Ongoing projects include the development of water supply facilities in Anuradhapura, Colombo and Kalutara, as well as a training program on water supply management for the NWSDB. Through the Anuradhapura North Water Supply Project, the water supply population in the covered areas of Anuradhapura is expected to increase by 130,000 (+448%), the water supply coverage to improve from 0% to 55% and 70% respectively, and the fluoride concentration in drinking water to be reduced by about 50% to 70%. Under the Kalu Ganga Water Supply Expansion Project, the number of additional individual connections in Colombo and Kalutara districts is projected to increase by about 97,000 units (+67%) and the daily water supply will increase more than double. In the technical cooperation for the NWSDB, JICA assisted the NWSDB improve non-revenue water management and pipeline management by constructing a training yard.
（６） Other Assistance (Public Private Partnerships, Training Programmes in Japan)
Another example of Japan’s support is the public-private partnership projects that utilize the technology and know-how of Japanese local governments (waterworks bureaus) and small and medium-sized enterprises.

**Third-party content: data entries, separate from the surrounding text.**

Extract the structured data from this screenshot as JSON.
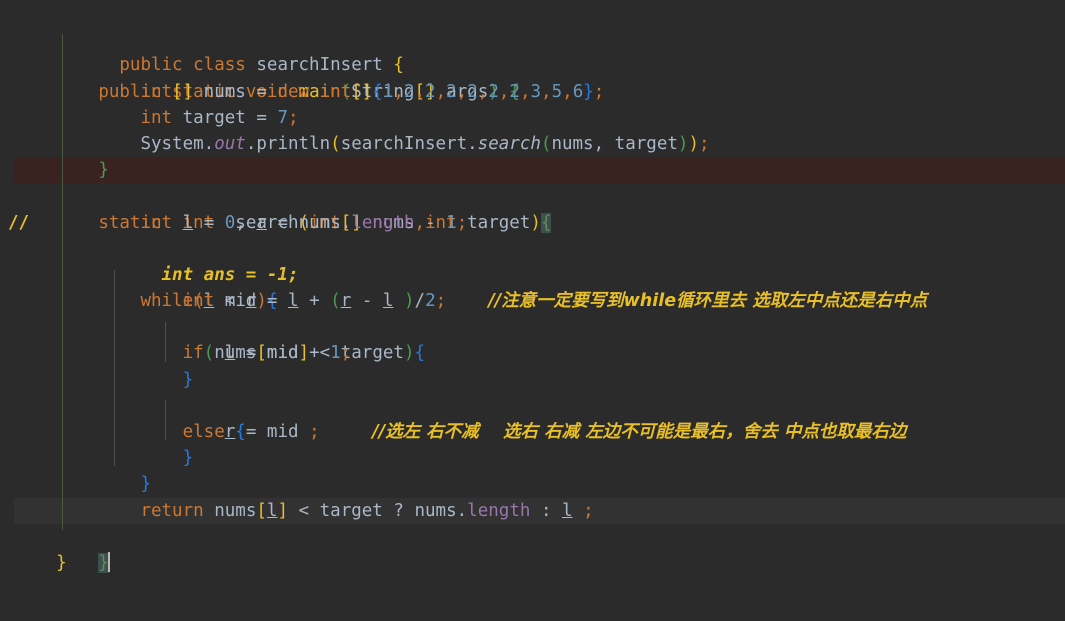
{
  "editor": {
    "language": "java",
    "background": "#2b2b2b",
    "error_line_background": "#3a2221",
    "caret_line_background": "#323232",
    "default_text_color": "#a9b7c6",
    "keyword_color": "#cc7832",
    "number_color": "#6897bb",
    "comment_color": "#e8bf26",
    "field_color": "#9876aa",
    "brace_yellow": "#e8bf26",
    "brace_green": "#4e9a51",
    "brace_blue": "#287bde",
    "match_brace_background": "#3b514d"
  },
  "gutter": {
    "fold_icon": "fold-arrow-icon",
    "comment_marker": "//"
  },
  "code": {
    "line01": {
      "t1": "public",
      "t2": " ",
      "t3": "class",
      "t4": " ",
      "t5": "searchInsert",
      "t6": " ",
      "t7": "{"
    },
    "line02": {
      "indent": "    ",
      "t1": "public",
      "t2": " ",
      "t3": "static",
      "t4": " ",
      "t5": "void",
      "t6": " ",
      "t7": "main",
      "t8": "(",
      "t9": "String",
      "t10": "[]",
      "t11": " args",
      "t12": ")",
      "t13": " ",
      "t14": "{"
    },
    "line03": {
      "indent": "        ",
      "t1": "int",
      "t2": "[]",
      "t3": " nums ",
      "t4": "=",
      "t5": " ",
      "t6": "new",
      "t7": " ",
      "t8": "int",
      "t9": "[]",
      "t10": "{",
      "t11": "1",
      "c1": ",",
      "t12": "2",
      "c2": ",",
      "t13": "2",
      "c3": ",",
      "t14": "2",
      "c4": ",",
      "t15": "2",
      "c5": ",",
      "t16": "2",
      "c6": ",",
      "t17": "2",
      "c7": ",",
      "t18": "3",
      "c8": ",",
      "t19": "5",
      "c9": ",",
      "t20": "6",
      "t21": "}",
      "t22": ";"
    },
    "line04": {
      "indent": "        ",
      "t1": "int",
      "t2": " target ",
      "t3": "=",
      "t4": " ",
      "t5": "7",
      "t6": ";"
    },
    "line05": {
      "indent": "        ",
      "t1": "System",
      "t2": ".",
      "t3": "out",
      "t4": ".",
      "t5": "println",
      "t6": "(",
      "t7": "searchInsert",
      "t8": ".",
      "t9": "search",
      "t10": "(",
      "t11": "nums",
      "t12": ", ",
      "t13": "target",
      "t14": ")",
      "t15": ")",
      "t16": ";"
    },
    "line06": {
      "indent": "    ",
      "t1": "}"
    },
    "line07": {
      "indent": "    ",
      "t1": "static",
      "t2": "  ",
      "t3": "int",
      "t4": "  ",
      "t5": "search",
      "t6": "(",
      "t7": "int",
      "t8": "[]",
      "t9": " nums",
      "t10": ",",
      "t11": "int",
      "t12": " target",
      "t13": ")",
      "t14": "{"
    },
    "line08": {
      "indent": "        ",
      "t1": "int",
      "t2": " ",
      "t3": "l",
      "t4": " ",
      "t5": "=",
      "t6": " ",
      "t7": "0",
      "t8": ", ",
      "t9": "r",
      "t10": " ",
      "t11": "=",
      "t12": " nums",
      "t13": ".",
      "t14": "length",
      "t15": " ",
      "t16": "-",
      "t17": " ",
      "t18": "1",
      "t19": ";"
    },
    "line09": {
      "gutter_marker": "//",
      "indent": "          ",
      "text": "int ans = -1;"
    },
    "line10": {
      "indent": "        ",
      "t1": "while",
      "t2": "(",
      "t3": "l",
      "t4": " ",
      "t5": "<",
      "t6": " ",
      "t7": "r",
      "t8": ")",
      "t9": "{"
    },
    "line11": {
      "indent": "            ",
      "t1": "int",
      "t2": " mid ",
      "t3": "=",
      "t4": " ",
      "t5": "l",
      "t6": " ",
      "t7": "+",
      "t8": " ",
      "t9": "(",
      "t10": "r",
      "t11": " ",
      "t12": "-",
      "t13": " ",
      "t14": "l",
      "t15": " ",
      "t16": ")",
      "t17": "/",
      "t18": "2",
      "t19": ";",
      "spacer": "    ",
      "comment": "//注意一定要写到while循环里去 选取左中点还是右中点"
    },
    "line12": {
      "indent": "            ",
      "t1": "if",
      "t2": "(",
      "t3": "nums",
      "t4": "[",
      "t5": "mid",
      "t6": "]",
      "t7": " ",
      "t8": "<",
      "t9": " target",
      "t10": ")",
      "t11": "{"
    },
    "line13": {
      "indent": "                ",
      "t1": "l",
      "t2": " ",
      "t3": "=",
      "t4": " mid ",
      "t5": "+",
      "t6": " ",
      "t7": "1",
      "t8": ";"
    },
    "line14": {
      "indent": "            ",
      "t1": "}"
    },
    "line15": {
      "indent": "            ",
      "t1": "else",
      "t2": " ",
      "t3": "{"
    },
    "line16": {
      "indent": "                ",
      "t1": "r",
      "t2": " ",
      "t3": "=",
      "t4": " mid ",
      "t5": ";",
      "spacer": "     ",
      "comment": "//选左 右不减    选右 右减 左边不可能是最右，舍去 中点也取最右边"
    },
    "line17": {
      "indent": "            ",
      "t1": "}"
    },
    "line18": {
      "indent": "        ",
      "t1": "}"
    },
    "line19": {
      "indent": "        ",
      "t1": "return",
      "t2": " nums",
      "t3": "[",
      "t4": "l",
      "t5": "]",
      "t6": " ",
      "t7": "<",
      "t8": " target ",
      "t9": "?",
      "t10": " nums",
      "t11": ".",
      "t12": "length",
      "t13": " ",
      "t14": ":",
      "t15": " ",
      "t16": "l",
      "t17": " ",
      "t18": ";"
    },
    "line20": {
      "indent": "    ",
      "t1": "}"
    },
    "line21": {
      "indent": "",
      "t1": "}"
    }
  }
}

Such public-private partnership projects aim to improve the efficiency of water services of NWSDB by transferring technology of leak detection and monitoring, efficient fee collection systems, and ozone treatment technology for industrial wastewater. Further, Japan has implemented technical training programmes for a wide range of national and local government officials of Sri Lanka in the water sector since the mid-1950s to help develop human resources with the problem-solving skills.
（7）Japan’s Solidarity and Commitment in Water Development
As a long-standing friend of Sri Lanka, Japan has been playing an important role in the water development sector in Sri Lanka through both public and private sectors. Water development is one of the highest priorities for the Government of Japan’s assistance toward Sri Lanka. Japan will remain committed to assisting the supply of safe water and the improvement of the sanitation environment through providing high-quality infrastructure and sharing advanced water management technology and expertise to realize the “Water for All” initiative of the Government of Sri Lanka